Judith Altmann delivers Hillel’s keynote address on Holocaust and genocide education

Mrs. Judith Altmann addresses the audience in ASEAN Auditorium as the speaker of the 2019 Keynote Address for the Cummings/Hillel Program for Holocaust and Genocide Education on March 5. (Alina Strileckis / The Tufts Daily)

Tufts Hillel hosted Judith Altmann, a Holocaust survivor and educator, as part of its Cummings/Hillel Program for Holocaust and Genocide Education last night for a lecture sharing her story of surviving disease, death marches and Auschwitz.

Altmann shared a number of heartbreaking stories, from witnessing the death of dozens of close family members to her eventual liberation by the British Army.

Altmann began her story by describing the rise of Hitler and eventual invasion of her home nation of Czechoslovakia.

“Week one [of Germany’s invasion of Czechoslovakia], us children couldn’t go to school. I met my friend Olga and she said ‘Judy, why aren’t you going to school today?’ ‘Because I’m Jewish,'” she said.  “Every Jew had to wear the Star of David, and it had to be sewn on our sleeve and on our backs.”

Altmann then shared how the violence under German occupation quickly escalated; she described saving food, milk and butter for other family members and hiring local peasants to deliver it.

“One day, the peasant came back and said, ‘I regret very much I could not deliver the food’ … but I witnessed her execution,” she said.

This was only the first story of Altmann losing a family member. After Altmann shared several other horrors she and her family underwent, she described her experience first arriving at a concentration camp, asking her captors where she had been taken.

“This is hell. There was a big sign [that read], ‘Work will liberate you,’” she said.

Altmann described, soon after arriving at the camp, seeing Joseph Mengele, who was infamous for sending Jews  at concentration camps to their deaths.

“He was called the Angel of Death. He earned that name,” Altmann said.

“He pointed to me and my niece, he pointed to the left. The rest [of my family] marched on. My father put his hands on my head as he did every Friday night to bless us. He said ‘Judy, you will live.’”

Altmann said this was the last time she saw 24 members of her family.

“We went to the left, and they went to their deaths,” she said.

Altmann then shared her experiences in the camp, including the work she had to do dragging bodies from the camp’s crematorium to mass graves and the horrible conditions and memories she had of death marches.

Altmann also spoke on her experience as the British Army rapidly approached, and eventually liberated, the camp.

Hitler saw he was losing the war … he gave an order that ‘if you see anyone coming to liberate [Jews], you give every prisoner a poisoned piece of bread,'” she said. “[Hitler] wanted the British to find dead bodies … that’s all he wanted.”

Fortunately for the camps inhabitants, the Germans never had the time to distribute the poisoned bread, Altmann said. The British liberated the camp shortly after.

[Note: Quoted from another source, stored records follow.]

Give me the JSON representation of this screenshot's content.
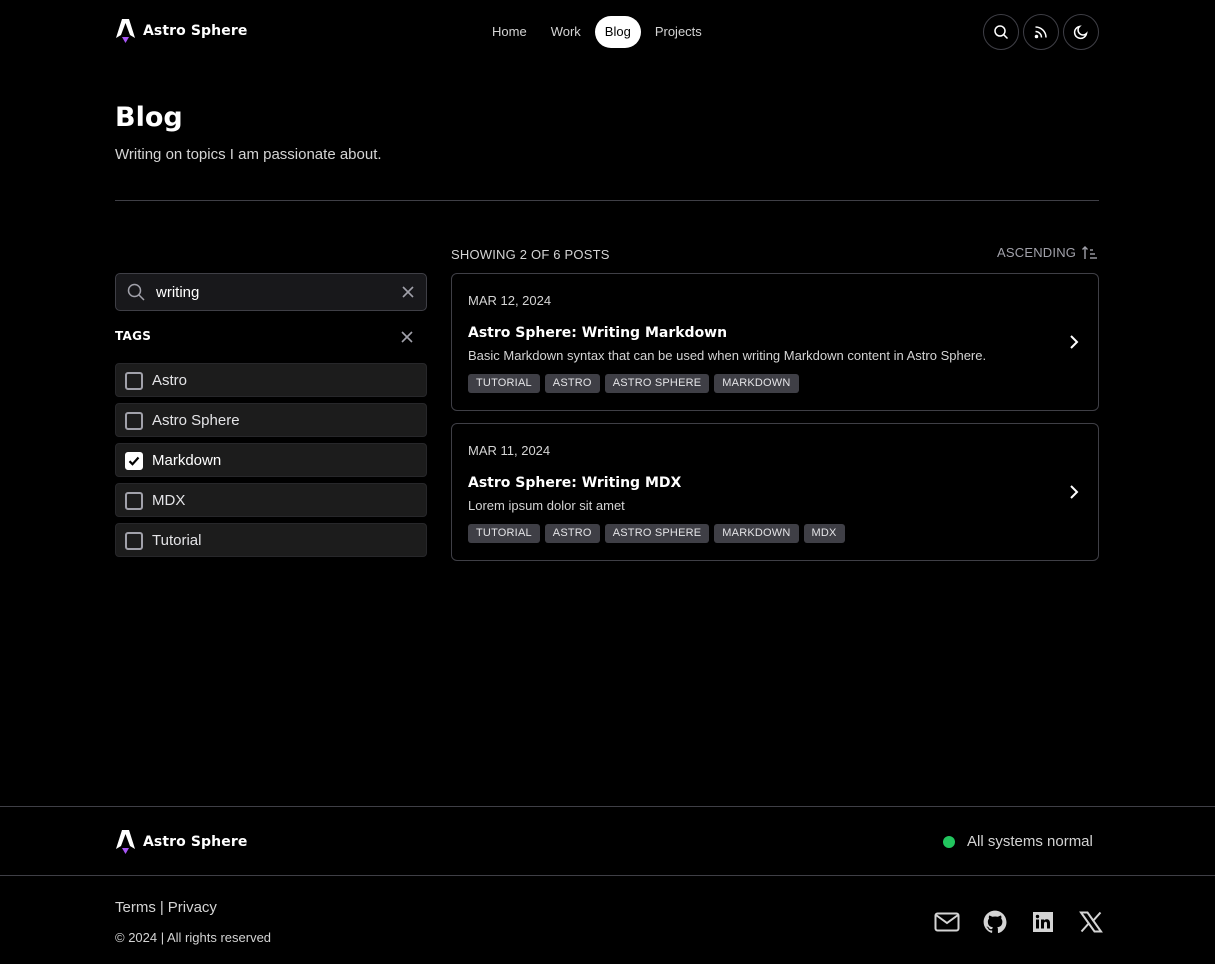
{
  "header": {
    "brand": "Astro Sphere",
    "nav": [
      {
        "label": "Home",
        "active": false
      },
      {
        "label": "Work",
        "active": false
      },
      {
        "label": "Blog",
        "active": true
      },
      {
        "label": "Projects",
        "active": false
      }
    ],
    "actions": [
      "search-icon",
      "rss-icon",
      "moon-icon"
    ]
  },
  "page": {
    "title": "Blog",
    "subtitle": "Writing on topics I am passionate about."
  },
  "filters": {
    "search_value": "writing",
    "tags_label": "TAGS",
    "tags": [
      {
        "label": "Astro",
        "checked": false
      },
      {
        "label": "Astro Sphere",
        "checked": false
      },
      {
        "label": "Markdown",
        "checked": true
      },
      {
        "label": "MDX",
        "checked": false
      },
      {
        "label": "Tutorial",
        "checked": false
      }
    ]
  },
  "results": {
    "showing": "SHOWING 2 OF 6 POSTS",
    "sort_label": "ASCENDING"
  },
  "posts": [
    {
      "date": "MAR 12, 2024",
      "title": "Astro Sphere: Writing Markdown",
      "summary": "Basic Markdown syntax that can be used when writing Markdown content in Astro Sphere.",
      "tags": [
        "TUTORIAL",
        "ASTRO",
        "ASTRO SPHERE",
        "MARKDOWN"
      ]
    },
    {
      "date": "MAR 11, 2024",
      "title": "Astro Sphere: Writing MDX",
      "summary": "Lorem ipsum dolor sit amet",
      "tags": [
        "TUTORIAL",
        "ASTRO",
        "ASTRO SPHERE",
        "MARKDOWN",
        "MDX"
      ]
    }
  ],
  "footer": {
    "brand": "Astro Sphere",
    "status": "All systems normal",
    "status_color": "#22c55e",
    "links": {
      "terms": "Terms",
      "separator": "|",
      "privacy": "Privacy"
    },
    "copyright": "© 2024 | All rights reserved",
    "socials": [
      "mail-icon",
      "github-icon",
      "linkedin-icon",
      "x-icon"
    ]
  }
}
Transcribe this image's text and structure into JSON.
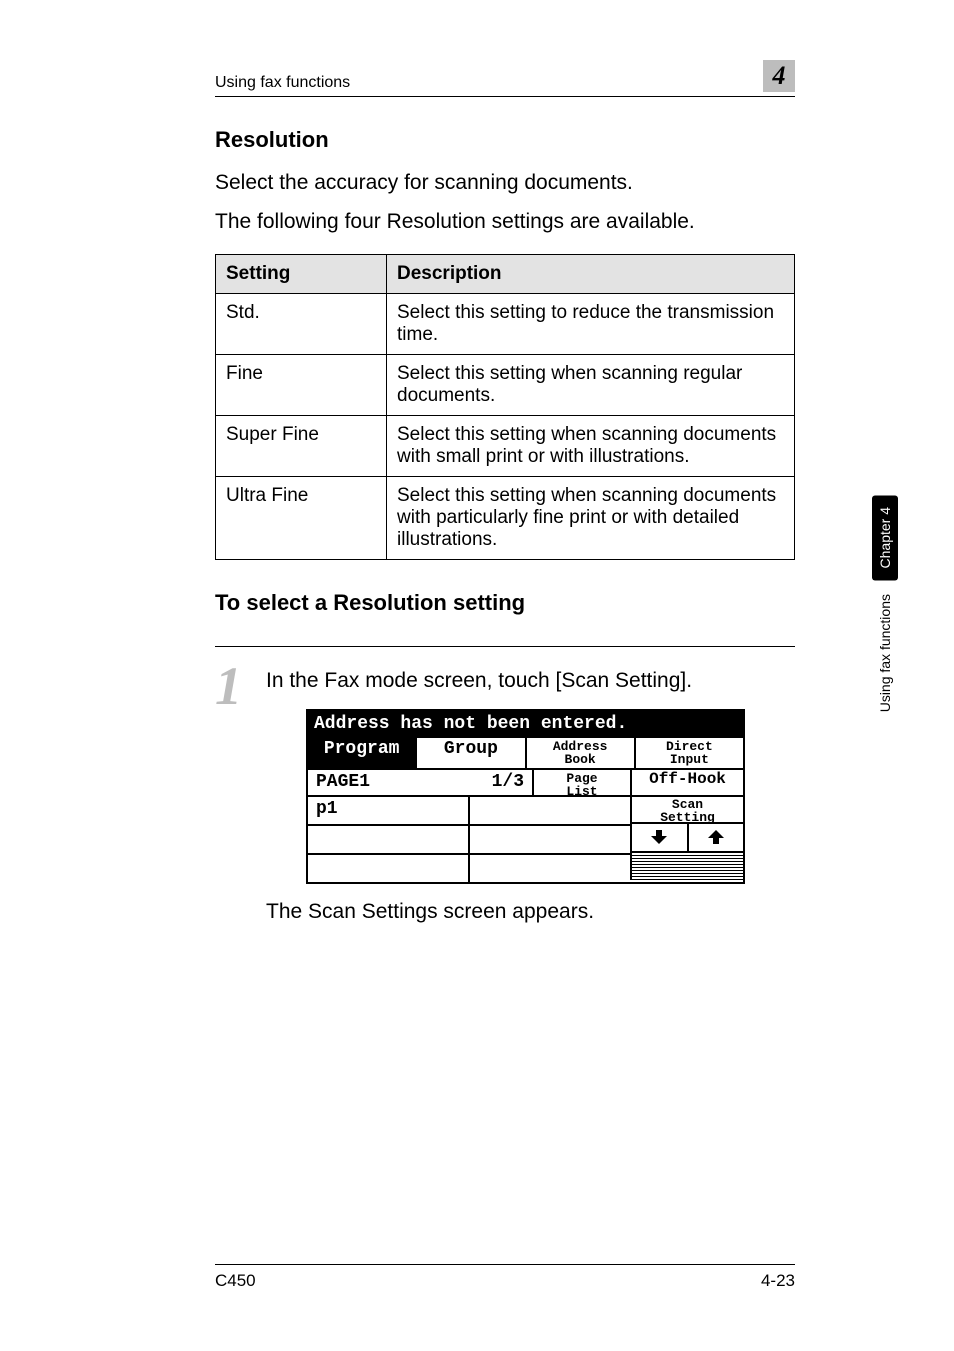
{
  "header": {
    "running_title": "Using fax functions",
    "chapter_number": "4"
  },
  "sidebar": {
    "chip": "Chapter 4",
    "label": "Using fax functions"
  },
  "section": {
    "title": "Resolution",
    "intro1": "Select the accuracy for scanning documents.",
    "intro2": "The following four Resolution settings are available."
  },
  "table": {
    "headers": {
      "setting": "Setting",
      "description": "Description"
    },
    "rows": [
      {
        "setting": "Std.",
        "description": "Select this setting to reduce the transmission time."
      },
      {
        "setting": "Fine",
        "description": "Select this setting when scanning regular documents."
      },
      {
        "setting": "Super Fine",
        "description": "Select this setting when scanning documents with small print or with illustrations."
      },
      {
        "setting": "Ultra Fine",
        "description": "Select this setting when scanning documents with particularly fine print or with detailed illustrations."
      }
    ]
  },
  "procedure": {
    "title": "To select a Resolution setting",
    "step_number": "1",
    "step_text": "In the Fax mode screen, touch [Scan Setting].",
    "result_text": "The Scan Settings screen appears."
  },
  "screen": {
    "status": "Address has not been entered.",
    "tabs": {
      "program": "Program",
      "group": "Group",
      "address_book_l1": "Address",
      "address_book_l2": "Book",
      "direct_l1": "Direct",
      "direct_l2": "Input"
    },
    "page_label": "PAGE1",
    "page_count": "1/3",
    "page_list_l1": "Page",
    "page_list_l2": "List",
    "off_hook": "Off-Hook",
    "entry": "p1",
    "scan_l1": "Scan",
    "scan_l2": "Setting",
    "arrow_down": "↓",
    "arrow_up": "↑"
  },
  "footer": {
    "model": "C450",
    "page": "4-23"
  }
}
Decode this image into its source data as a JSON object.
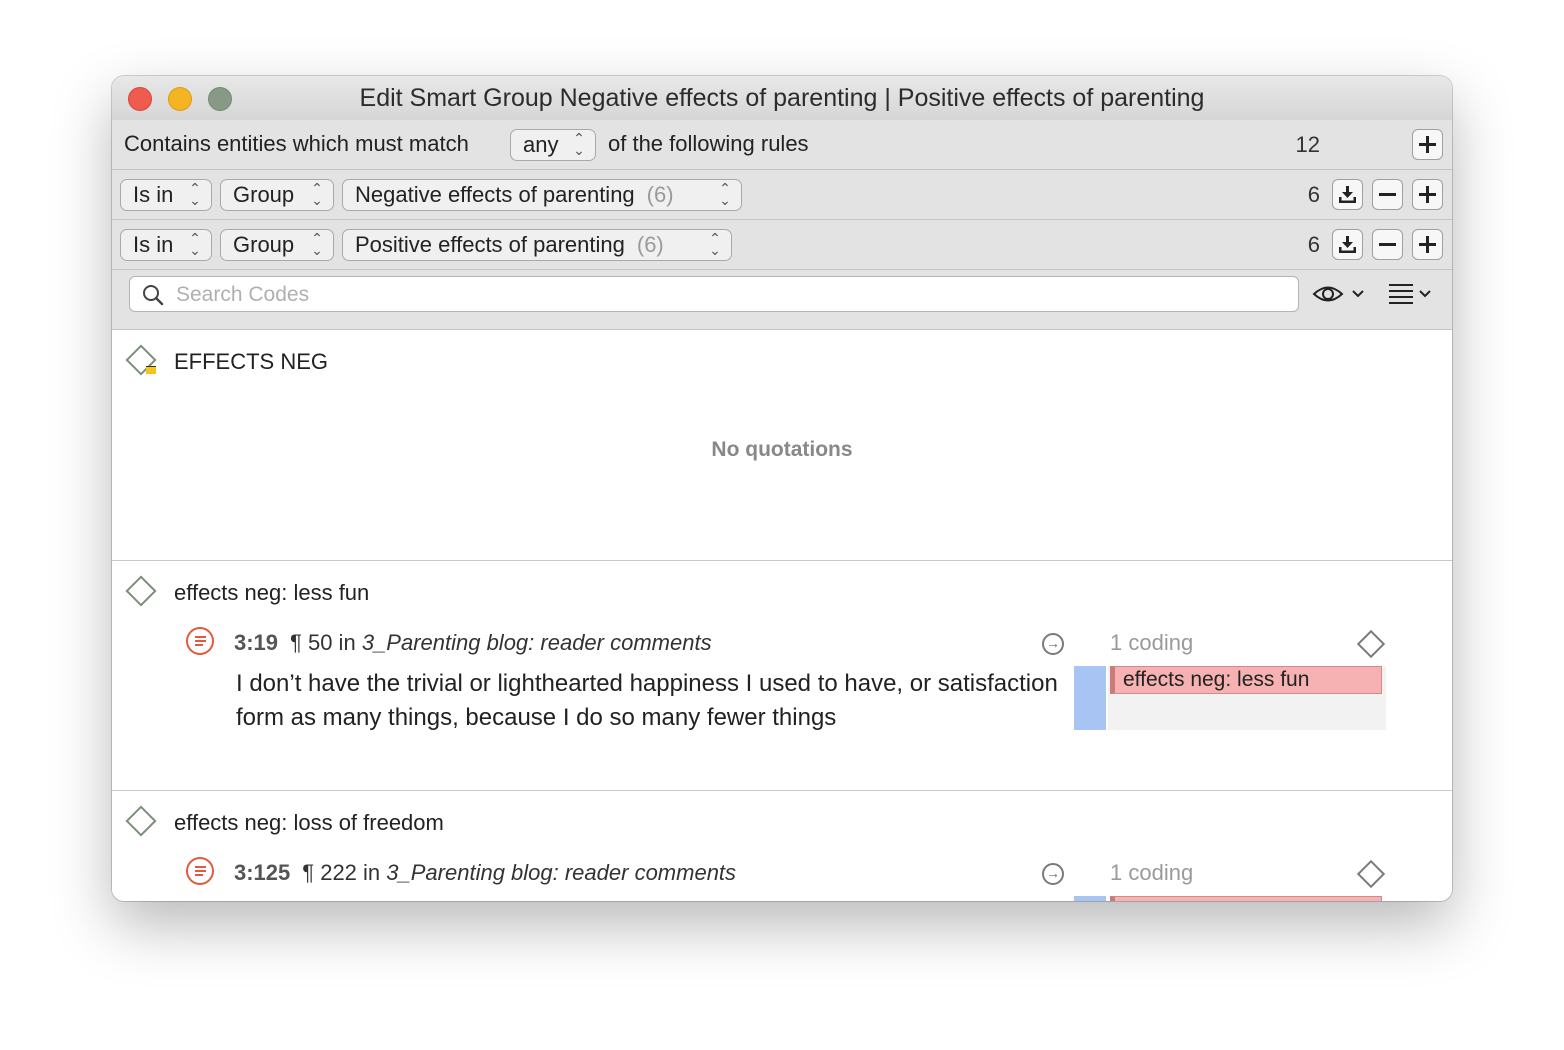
{
  "window": {
    "title": "Edit Smart Group Negative effects of parenting | Positive effects of parenting"
  },
  "match_row": {
    "prefix": "Contains entities which must match",
    "operator": "any",
    "suffix": "of the following rules",
    "count": "12"
  },
  "rules": [
    {
      "relation": "Is in",
      "type": "Group",
      "target": "Negative effects of parenting",
      "target_count": "(6)",
      "count": "6"
    },
    {
      "relation": "Is in",
      "type": "Group",
      "target": "Positive effects of parenting",
      "target_count": "(6)",
      "count": "6"
    }
  ],
  "search": {
    "placeholder": "Search Codes"
  },
  "codes": [
    {
      "name": "EFFECTS NEG",
      "empty_label": "No quotations"
    },
    {
      "name": "effects neg: less fun",
      "quotation": {
        "id": "3:19",
        "para": "¶ 50 in",
        "doc": "3_Parenting blog: reader comments",
        "codings": "1 coding",
        "text": "I don’t have the trivial or lighthearted happiness I used to have, or satisfaction form as many things, because I do so many fewer things",
        "tag": "effects neg: less fun"
      }
    },
    {
      "name": "effects neg: loss of freedom",
      "quotation": {
        "id": "3:125",
        "para": "¶ 222 in",
        "doc": "3_Parenting blog: reader comments",
        "codings": "1 coding"
      }
    }
  ],
  "icons": {
    "search": "search-icon",
    "eye": "eye-icon",
    "list": "list-icon",
    "import": "import-icon",
    "minus": "minus-icon",
    "plus": "plus-icon"
  },
  "colors": {
    "close": "#ed5c4f",
    "minimize": "#f5b422",
    "zoom": "#879a85",
    "quotation_icon": "#e05a3e",
    "code_tag": "#f6b2b2",
    "margin_bar": "#a7c4f2"
  }
}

“On a beautiful morning we saw soldiers in a different uniform [say] ‘you are free,’” Altmann said.

Altmann ended her talk to a standing ovation by the full auditorium. She then took questions from the audience.

In one question, an audience member asked Altmann about the prevalence of people who deny the Holocaust ever happened — people that believe Altmann’s story is fabricated.

“Tell them what you heard today … tell them to seek out Holocaust survivors and ask them about their lives,” she said. “Maybe you’ll be able to convince them and teach … that’s the only thing you can do — teach.”

George Behrakis, a junior who attended the event, told the Daily he was excited to hear that Altmann was this year’s keynote speaker. He noted how powerful Altmann’s story was.

“I was struck by how vivid her descriptions of these events were. I think it’s inspiring that she has devoted her life to speaking about this very difficult and tragic time and how she has persevered,” Behrakis said. 

Josh Hochberg, a first-year who also attended the event, echoed Behrakis’ sentiment.

“What stuck out to me was her overall message on the importance of forgiveness … especially when how she returned [to the camps later in her life], she used it as an opportunity to empower and inspire others, rather than simply try to move on,” he said.